Many veterans in Shasta County have been impacted by the Carr Fire
REDDING, Calif. —
Many veterans in Shasta County have been impacted by the Carr Fire. In fact, hundreds of veterans with low income have either lost their home or were displaced because of the fire, according to Redding's Veterans Resource Center Regional Manager, Brad Long.
"We have the attitude [where] it doesn't make a difference if you're a veteran or not in this crisis, we're all here, part of the Shasta County community," said Long.
Lond said during the fire, the resource center participated inside the FEMA relief center to take a survey on how many veterans were affected by the fire.

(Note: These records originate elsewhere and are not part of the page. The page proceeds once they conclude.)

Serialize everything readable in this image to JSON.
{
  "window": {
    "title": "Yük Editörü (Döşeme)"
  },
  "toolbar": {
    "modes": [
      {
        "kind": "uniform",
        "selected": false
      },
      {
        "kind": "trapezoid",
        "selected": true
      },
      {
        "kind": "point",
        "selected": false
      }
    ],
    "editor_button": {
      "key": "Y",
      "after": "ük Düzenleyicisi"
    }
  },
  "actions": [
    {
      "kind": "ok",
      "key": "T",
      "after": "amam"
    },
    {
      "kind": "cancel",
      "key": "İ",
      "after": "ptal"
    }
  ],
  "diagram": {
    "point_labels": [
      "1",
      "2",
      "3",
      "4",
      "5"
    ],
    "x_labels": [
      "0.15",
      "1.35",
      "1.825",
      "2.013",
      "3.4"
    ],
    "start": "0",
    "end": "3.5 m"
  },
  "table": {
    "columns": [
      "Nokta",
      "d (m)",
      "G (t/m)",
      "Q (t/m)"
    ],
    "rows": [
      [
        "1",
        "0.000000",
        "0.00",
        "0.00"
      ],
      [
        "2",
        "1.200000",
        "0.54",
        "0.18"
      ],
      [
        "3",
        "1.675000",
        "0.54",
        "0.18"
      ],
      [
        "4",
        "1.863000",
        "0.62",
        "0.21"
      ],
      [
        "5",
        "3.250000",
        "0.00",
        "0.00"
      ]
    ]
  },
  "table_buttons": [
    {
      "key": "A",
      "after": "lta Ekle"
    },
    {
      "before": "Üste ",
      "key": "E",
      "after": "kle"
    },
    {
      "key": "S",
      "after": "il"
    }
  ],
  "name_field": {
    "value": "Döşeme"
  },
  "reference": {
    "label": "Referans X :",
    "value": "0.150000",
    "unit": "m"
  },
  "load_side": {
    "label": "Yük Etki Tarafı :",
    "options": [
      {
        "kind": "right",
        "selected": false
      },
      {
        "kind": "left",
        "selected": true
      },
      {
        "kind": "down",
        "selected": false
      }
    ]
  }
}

"We started to get a count of how many veterans we are looking at and at that point, we didn't have a really good idea of how many veterans were displaced or how many total people even were displaced. Now, the number is about 2,400 roughly, for the people who either lost their homes or have homes that are damaged," said Long.
Long explained many homes that were damaged or lost had more than one veteran living in it and out of the 2,400, they were able to identify 200 veterans with low income who have lost their home or displaced.
The Veterans Resource Center along with the Veterans of Foreign Wars in Redding said they've helped many and continue to help veterans affected by the fire.
"They've been impacted greatly, some have lost everything," said Commander of V.F.W Post of 1930, Rick Ortega. "The V.F.W from the state gave us nearly $5,000, actually now it's $5,500. So we distributed that and basically in $300 increments to those that were affected by the Carr Fire. Now, in my understanding, they have another $25,000 forthcoming."
"We already have funding for homeless veterans so we've been helping veterans get access to that funding and finding what units are still available in our area and get help to pay for them, to get in," said Long.
Long said they helped Carr Fire victims, whether they are veterans or not, however, pointed out veterans who have PTSD could be suffering from the fire.
"Chaos in general, emergency vehicles [things] that break up of the standard schedule for veterans who might have PTSD is a trigger it causes them to regress," said Long.
And Ortega said he was touched by the reaction of some veterans, with insurance.
"The one thing that's funny about veterans, some of the older veterans that had insurance [say] 'I don't need the money.' 'Well, you're entitled to it.' 'No, someone needs it more than me.' And they refuse it. But you know that goes along with understanding the sacrifice, you don't learn [that] any place else. 'Someone else needs more help than me, give it to them. I'm doing okay.' 'We've come across that a lot so that sticks with me," Ortega said.